* **RECORDS TO USE**
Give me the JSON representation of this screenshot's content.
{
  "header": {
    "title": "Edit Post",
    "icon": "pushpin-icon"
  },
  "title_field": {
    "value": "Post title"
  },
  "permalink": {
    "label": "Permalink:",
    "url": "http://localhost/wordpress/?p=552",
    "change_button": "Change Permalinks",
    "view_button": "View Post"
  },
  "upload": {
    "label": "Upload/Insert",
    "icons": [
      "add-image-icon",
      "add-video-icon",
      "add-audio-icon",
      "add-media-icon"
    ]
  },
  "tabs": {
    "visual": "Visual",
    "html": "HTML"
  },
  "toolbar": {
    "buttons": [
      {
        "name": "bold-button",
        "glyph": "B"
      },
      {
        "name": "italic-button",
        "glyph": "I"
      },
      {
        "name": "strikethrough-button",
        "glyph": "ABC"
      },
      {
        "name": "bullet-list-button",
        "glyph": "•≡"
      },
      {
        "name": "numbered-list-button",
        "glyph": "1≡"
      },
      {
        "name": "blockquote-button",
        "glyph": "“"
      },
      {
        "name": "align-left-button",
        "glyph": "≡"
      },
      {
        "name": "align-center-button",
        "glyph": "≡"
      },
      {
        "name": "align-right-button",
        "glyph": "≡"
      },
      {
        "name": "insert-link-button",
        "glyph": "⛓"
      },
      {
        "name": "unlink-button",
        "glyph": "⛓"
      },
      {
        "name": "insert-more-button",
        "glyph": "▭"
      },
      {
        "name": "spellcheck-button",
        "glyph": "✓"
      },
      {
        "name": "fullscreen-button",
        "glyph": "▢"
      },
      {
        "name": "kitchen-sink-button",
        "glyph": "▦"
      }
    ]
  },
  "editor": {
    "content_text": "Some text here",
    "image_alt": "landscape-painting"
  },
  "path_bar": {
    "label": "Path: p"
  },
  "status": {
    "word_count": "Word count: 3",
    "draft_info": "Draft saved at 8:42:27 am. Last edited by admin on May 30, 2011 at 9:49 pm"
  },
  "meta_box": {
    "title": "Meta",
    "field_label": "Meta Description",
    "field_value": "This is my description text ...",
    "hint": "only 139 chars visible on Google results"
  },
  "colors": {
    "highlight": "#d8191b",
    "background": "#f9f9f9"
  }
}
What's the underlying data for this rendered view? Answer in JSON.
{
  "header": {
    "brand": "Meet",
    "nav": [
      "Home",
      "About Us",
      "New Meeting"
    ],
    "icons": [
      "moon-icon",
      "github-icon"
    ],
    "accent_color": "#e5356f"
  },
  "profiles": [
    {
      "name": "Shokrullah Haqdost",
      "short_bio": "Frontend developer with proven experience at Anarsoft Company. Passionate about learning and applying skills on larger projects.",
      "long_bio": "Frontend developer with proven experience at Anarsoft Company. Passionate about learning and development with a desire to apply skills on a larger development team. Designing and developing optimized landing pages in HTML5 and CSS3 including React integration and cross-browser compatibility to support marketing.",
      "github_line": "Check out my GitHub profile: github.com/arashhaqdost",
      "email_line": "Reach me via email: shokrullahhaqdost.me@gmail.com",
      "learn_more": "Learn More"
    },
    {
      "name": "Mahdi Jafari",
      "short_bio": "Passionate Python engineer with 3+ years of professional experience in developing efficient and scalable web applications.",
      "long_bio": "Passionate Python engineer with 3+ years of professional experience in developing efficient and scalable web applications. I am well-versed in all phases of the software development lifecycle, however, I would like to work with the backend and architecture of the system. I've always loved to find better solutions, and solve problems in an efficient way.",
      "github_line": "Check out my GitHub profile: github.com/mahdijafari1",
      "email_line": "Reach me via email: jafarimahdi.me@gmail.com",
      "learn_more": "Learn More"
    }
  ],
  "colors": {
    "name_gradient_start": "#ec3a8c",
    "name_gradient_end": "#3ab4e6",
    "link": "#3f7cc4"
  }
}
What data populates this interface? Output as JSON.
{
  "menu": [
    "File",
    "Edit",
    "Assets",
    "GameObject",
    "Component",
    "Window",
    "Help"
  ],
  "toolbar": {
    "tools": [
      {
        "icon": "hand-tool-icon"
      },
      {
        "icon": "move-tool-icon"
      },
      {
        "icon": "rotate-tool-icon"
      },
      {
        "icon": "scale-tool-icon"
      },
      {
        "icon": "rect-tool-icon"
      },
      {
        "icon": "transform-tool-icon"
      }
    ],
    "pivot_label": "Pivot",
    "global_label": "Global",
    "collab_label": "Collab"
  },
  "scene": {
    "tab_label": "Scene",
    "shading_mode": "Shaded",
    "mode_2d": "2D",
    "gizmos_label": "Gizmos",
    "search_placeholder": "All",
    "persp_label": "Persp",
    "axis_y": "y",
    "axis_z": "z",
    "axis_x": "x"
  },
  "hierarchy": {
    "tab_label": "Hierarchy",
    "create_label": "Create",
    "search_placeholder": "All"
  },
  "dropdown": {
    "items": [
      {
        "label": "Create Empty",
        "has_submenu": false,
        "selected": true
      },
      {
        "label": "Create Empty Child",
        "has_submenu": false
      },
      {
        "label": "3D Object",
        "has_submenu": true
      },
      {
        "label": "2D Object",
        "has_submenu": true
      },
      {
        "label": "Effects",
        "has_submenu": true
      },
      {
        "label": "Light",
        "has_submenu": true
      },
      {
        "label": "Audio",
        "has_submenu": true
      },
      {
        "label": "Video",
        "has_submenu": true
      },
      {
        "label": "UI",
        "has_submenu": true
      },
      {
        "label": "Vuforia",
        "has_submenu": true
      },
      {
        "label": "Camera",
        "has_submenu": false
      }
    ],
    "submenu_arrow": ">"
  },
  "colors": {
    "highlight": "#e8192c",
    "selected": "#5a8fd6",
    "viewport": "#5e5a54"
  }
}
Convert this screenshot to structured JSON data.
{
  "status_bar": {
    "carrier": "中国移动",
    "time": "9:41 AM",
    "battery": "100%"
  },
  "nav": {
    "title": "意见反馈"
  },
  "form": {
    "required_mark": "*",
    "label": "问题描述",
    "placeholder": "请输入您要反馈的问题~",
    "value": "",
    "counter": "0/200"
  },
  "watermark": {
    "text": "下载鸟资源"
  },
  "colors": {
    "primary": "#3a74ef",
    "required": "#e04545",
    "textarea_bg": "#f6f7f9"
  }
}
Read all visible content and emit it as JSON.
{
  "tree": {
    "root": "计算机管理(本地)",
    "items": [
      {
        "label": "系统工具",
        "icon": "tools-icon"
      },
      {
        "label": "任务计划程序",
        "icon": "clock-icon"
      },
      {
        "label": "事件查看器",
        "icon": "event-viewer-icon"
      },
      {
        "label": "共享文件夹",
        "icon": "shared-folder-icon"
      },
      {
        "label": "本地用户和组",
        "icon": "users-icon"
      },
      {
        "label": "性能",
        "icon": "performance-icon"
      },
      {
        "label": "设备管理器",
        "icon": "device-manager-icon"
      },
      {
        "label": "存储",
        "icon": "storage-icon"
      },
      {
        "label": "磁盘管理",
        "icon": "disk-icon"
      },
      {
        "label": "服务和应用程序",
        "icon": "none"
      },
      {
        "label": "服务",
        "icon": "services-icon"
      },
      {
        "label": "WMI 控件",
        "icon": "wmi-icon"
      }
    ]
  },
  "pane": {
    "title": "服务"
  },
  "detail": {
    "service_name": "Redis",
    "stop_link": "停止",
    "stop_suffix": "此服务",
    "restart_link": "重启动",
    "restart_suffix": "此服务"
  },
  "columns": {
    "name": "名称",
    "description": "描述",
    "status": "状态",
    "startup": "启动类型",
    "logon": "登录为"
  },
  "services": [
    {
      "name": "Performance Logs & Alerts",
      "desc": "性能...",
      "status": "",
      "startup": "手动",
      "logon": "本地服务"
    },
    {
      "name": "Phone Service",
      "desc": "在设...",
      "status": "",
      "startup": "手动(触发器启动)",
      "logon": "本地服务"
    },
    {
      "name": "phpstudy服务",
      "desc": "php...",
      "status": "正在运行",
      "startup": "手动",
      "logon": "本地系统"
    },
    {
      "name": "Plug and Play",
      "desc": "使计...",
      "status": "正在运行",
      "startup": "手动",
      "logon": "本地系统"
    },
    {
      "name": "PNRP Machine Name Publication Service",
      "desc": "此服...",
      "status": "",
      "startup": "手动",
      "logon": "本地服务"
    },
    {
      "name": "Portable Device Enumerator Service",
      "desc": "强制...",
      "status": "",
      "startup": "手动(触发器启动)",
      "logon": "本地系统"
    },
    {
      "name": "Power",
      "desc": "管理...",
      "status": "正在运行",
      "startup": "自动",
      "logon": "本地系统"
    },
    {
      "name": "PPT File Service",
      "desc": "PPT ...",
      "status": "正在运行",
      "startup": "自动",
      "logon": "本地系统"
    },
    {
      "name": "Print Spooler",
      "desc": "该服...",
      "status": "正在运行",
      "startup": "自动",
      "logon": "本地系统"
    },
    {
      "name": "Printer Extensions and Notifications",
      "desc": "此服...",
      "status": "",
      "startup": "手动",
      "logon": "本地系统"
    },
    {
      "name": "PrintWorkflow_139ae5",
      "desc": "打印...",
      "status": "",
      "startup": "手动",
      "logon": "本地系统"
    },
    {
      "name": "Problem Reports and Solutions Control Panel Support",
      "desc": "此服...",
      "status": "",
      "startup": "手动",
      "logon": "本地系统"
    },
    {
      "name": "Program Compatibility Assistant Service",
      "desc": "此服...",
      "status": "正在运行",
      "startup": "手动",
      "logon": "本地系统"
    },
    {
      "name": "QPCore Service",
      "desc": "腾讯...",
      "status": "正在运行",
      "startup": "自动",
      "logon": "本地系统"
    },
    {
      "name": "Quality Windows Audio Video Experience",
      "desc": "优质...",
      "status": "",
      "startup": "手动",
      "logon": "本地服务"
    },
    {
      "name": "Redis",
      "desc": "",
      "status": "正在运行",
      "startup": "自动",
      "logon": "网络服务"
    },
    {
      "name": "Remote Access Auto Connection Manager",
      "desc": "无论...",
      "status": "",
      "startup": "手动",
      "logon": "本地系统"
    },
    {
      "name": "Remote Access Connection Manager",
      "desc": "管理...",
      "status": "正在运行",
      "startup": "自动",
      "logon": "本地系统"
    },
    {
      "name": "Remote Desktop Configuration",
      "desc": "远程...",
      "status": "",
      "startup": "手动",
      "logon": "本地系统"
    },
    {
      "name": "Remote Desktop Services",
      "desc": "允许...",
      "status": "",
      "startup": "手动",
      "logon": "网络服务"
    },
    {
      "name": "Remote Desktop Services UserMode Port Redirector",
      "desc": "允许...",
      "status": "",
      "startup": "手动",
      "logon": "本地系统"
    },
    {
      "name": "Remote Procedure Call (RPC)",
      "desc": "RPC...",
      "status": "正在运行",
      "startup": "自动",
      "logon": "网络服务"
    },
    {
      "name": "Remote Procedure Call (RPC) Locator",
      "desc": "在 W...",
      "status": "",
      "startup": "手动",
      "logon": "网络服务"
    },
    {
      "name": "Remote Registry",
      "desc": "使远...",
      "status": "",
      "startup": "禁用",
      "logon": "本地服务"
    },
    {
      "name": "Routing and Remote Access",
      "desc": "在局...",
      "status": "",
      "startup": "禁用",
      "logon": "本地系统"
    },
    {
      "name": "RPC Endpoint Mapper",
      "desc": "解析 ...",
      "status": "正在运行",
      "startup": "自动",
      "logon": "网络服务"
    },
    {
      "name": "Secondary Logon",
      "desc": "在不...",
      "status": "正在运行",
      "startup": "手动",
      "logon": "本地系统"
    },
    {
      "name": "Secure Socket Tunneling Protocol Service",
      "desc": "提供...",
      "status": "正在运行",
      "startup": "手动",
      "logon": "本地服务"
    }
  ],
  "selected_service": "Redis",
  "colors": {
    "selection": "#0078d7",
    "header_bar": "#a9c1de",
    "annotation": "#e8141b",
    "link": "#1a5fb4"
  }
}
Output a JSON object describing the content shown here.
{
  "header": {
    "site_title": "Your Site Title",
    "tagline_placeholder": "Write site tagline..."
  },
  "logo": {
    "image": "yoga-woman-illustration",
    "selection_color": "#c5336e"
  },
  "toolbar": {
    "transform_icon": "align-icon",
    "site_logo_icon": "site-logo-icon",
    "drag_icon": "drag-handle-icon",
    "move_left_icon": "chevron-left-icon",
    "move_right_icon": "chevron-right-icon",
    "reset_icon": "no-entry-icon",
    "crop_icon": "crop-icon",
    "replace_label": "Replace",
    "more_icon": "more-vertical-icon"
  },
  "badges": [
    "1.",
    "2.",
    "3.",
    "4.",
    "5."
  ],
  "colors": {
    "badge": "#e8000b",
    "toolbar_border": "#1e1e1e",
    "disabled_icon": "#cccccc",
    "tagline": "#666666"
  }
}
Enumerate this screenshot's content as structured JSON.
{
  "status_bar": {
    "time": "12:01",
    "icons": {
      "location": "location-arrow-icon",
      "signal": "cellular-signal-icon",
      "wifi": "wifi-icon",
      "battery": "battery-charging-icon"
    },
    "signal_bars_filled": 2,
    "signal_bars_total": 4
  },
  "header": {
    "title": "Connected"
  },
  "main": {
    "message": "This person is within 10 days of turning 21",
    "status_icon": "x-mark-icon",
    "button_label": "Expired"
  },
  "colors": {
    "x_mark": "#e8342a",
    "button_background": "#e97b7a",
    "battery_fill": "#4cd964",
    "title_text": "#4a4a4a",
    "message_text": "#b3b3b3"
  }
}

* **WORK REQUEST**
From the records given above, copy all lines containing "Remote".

* **RESULT OF THE TASK**
      "name": "Remote Access Auto Connection Manager",
      "name": "Remote Access Connection Manager",
      "name": "Remote Desktop Configuration",
      "name": "Remote Desktop Services",
      "name": "Remote Desktop Services UserMode Port Redirector",
      "name": "Remote Procedure Call (RPC)",
      "name": "Remote Procedure Call (RPC) Locator",
      "name": "Remote Registry",
      "name": "Routing and Remote Access",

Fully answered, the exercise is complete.